┌────────
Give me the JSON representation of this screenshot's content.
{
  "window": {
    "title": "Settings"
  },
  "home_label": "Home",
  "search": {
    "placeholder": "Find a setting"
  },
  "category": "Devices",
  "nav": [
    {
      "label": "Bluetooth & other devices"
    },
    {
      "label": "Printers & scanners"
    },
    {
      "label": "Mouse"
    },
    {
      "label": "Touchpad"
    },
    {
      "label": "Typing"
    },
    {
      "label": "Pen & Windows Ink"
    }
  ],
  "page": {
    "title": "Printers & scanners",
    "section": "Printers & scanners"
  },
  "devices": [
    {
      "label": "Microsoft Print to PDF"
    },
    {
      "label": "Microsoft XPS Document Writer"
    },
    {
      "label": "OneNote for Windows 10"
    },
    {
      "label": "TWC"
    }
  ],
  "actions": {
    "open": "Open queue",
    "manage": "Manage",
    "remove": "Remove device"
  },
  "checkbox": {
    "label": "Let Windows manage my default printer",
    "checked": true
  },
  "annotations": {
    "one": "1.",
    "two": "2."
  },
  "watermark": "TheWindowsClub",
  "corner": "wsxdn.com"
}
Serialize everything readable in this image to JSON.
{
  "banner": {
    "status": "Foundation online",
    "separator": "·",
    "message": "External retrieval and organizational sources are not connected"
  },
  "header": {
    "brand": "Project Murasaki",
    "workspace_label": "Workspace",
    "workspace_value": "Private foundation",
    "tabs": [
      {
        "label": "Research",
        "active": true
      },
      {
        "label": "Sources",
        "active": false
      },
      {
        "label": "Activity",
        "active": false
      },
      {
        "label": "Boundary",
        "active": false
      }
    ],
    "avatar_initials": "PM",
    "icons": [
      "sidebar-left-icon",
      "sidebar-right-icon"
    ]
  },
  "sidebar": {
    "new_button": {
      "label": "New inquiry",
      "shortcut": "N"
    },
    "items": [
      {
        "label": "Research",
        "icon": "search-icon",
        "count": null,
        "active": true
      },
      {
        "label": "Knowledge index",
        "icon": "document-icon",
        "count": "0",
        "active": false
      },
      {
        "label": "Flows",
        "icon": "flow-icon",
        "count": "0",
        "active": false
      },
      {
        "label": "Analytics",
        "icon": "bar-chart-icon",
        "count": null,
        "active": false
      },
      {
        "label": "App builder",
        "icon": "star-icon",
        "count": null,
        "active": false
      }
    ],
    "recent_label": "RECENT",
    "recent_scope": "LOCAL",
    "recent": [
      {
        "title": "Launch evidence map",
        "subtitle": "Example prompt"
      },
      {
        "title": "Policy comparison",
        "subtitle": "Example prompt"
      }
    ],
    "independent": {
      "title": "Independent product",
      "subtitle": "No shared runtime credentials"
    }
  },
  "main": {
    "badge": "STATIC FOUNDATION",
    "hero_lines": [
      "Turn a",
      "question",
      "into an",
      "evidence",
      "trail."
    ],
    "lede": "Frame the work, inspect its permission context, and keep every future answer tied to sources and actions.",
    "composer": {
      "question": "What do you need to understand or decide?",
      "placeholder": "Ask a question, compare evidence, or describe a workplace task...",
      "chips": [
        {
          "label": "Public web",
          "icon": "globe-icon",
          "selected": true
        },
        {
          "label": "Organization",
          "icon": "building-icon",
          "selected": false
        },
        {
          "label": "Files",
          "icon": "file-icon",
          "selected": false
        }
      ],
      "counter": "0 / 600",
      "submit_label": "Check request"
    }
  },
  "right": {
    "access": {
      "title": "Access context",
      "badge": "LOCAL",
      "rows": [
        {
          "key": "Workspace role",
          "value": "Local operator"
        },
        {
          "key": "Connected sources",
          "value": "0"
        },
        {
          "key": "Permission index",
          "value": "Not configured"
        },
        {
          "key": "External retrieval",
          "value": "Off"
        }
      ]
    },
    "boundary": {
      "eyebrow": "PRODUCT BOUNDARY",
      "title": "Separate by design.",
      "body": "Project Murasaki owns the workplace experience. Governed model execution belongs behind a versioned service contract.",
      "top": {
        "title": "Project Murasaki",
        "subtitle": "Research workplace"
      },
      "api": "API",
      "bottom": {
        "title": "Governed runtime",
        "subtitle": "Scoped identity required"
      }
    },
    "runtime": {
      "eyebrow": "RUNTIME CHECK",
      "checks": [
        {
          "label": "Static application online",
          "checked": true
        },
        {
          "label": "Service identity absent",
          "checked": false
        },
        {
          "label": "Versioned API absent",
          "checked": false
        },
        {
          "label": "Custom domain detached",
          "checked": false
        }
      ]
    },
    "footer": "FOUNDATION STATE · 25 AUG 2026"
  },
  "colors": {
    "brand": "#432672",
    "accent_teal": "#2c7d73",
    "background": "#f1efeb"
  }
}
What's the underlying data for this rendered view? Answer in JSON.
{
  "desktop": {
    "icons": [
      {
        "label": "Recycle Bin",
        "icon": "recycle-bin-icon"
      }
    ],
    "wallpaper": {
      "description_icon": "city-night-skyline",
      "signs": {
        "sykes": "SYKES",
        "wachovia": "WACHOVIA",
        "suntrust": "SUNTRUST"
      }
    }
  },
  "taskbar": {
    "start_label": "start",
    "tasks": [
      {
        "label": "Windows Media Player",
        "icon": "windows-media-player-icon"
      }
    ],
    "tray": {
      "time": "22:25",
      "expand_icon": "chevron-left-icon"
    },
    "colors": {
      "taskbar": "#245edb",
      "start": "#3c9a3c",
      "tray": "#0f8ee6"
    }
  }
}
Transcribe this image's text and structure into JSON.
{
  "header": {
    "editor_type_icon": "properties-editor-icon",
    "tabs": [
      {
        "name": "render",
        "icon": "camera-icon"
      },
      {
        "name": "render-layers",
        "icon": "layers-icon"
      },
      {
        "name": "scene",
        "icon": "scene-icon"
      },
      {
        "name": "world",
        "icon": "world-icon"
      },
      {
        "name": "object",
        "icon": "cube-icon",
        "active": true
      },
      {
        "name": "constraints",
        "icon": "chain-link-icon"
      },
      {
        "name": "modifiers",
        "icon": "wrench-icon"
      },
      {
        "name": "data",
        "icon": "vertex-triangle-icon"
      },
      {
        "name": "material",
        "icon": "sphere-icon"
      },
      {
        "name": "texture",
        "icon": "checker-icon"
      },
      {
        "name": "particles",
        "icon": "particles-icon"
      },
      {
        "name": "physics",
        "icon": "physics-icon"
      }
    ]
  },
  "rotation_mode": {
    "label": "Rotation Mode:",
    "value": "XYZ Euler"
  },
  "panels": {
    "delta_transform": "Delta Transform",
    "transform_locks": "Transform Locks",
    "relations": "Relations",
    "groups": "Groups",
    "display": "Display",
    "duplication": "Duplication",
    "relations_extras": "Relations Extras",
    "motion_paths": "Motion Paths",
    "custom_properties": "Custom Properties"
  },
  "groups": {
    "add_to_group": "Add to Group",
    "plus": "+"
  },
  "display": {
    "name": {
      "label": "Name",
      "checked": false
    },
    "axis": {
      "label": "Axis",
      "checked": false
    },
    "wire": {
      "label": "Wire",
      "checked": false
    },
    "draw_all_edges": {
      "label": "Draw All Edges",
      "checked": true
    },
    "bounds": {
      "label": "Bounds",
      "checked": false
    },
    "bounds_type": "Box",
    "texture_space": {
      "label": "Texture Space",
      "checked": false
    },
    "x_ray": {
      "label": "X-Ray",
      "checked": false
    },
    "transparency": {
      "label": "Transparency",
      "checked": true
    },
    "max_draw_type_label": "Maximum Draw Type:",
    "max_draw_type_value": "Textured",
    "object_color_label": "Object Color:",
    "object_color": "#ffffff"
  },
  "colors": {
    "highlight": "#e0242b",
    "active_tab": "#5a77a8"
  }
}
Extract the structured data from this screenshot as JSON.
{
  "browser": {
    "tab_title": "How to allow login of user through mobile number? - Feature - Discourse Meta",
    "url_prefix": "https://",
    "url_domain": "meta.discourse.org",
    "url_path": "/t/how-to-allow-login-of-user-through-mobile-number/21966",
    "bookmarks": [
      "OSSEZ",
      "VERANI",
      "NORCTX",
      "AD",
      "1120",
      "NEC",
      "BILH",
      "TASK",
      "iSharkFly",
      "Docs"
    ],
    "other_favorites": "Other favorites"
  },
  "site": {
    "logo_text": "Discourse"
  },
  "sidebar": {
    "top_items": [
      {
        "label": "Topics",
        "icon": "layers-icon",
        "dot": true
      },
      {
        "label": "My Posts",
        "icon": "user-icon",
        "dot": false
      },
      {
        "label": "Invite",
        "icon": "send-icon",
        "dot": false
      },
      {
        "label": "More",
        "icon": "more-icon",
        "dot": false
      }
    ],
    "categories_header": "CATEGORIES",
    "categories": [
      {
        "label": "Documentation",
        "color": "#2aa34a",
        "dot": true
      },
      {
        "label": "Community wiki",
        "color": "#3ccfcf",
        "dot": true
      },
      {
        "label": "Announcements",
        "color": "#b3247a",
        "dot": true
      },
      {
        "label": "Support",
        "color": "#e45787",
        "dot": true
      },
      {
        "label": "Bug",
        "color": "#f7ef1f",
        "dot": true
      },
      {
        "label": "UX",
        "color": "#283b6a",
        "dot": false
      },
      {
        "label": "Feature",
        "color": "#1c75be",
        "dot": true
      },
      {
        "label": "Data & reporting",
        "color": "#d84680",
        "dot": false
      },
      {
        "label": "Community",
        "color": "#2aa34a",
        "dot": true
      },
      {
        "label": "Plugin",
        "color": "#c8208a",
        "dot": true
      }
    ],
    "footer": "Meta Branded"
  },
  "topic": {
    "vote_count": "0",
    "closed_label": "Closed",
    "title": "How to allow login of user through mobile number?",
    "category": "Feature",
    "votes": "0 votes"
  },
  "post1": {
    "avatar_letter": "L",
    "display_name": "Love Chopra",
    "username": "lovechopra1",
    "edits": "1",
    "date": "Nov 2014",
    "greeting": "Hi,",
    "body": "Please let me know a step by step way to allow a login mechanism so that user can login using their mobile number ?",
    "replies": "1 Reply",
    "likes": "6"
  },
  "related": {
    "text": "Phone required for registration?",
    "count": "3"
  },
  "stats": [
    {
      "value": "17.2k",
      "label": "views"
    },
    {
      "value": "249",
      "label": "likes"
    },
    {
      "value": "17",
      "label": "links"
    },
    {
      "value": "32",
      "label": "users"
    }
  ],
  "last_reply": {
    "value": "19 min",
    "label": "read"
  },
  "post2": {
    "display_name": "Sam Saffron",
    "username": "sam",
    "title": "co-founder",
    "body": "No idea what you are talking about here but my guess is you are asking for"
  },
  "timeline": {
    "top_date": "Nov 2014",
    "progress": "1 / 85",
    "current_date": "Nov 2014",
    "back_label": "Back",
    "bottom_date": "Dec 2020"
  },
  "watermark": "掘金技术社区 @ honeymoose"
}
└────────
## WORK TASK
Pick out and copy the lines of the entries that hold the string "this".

## RESPONSE TO THE EXERCISE
Give me the JSON representation of this screenshot's content.
Serialize everything readable in this image to JSON.
What's the underlying data for this rendered view? Answer in JSON.
Transcribe this image's text and structure into JSON.
Extract the structured data from this screenshot as JSON.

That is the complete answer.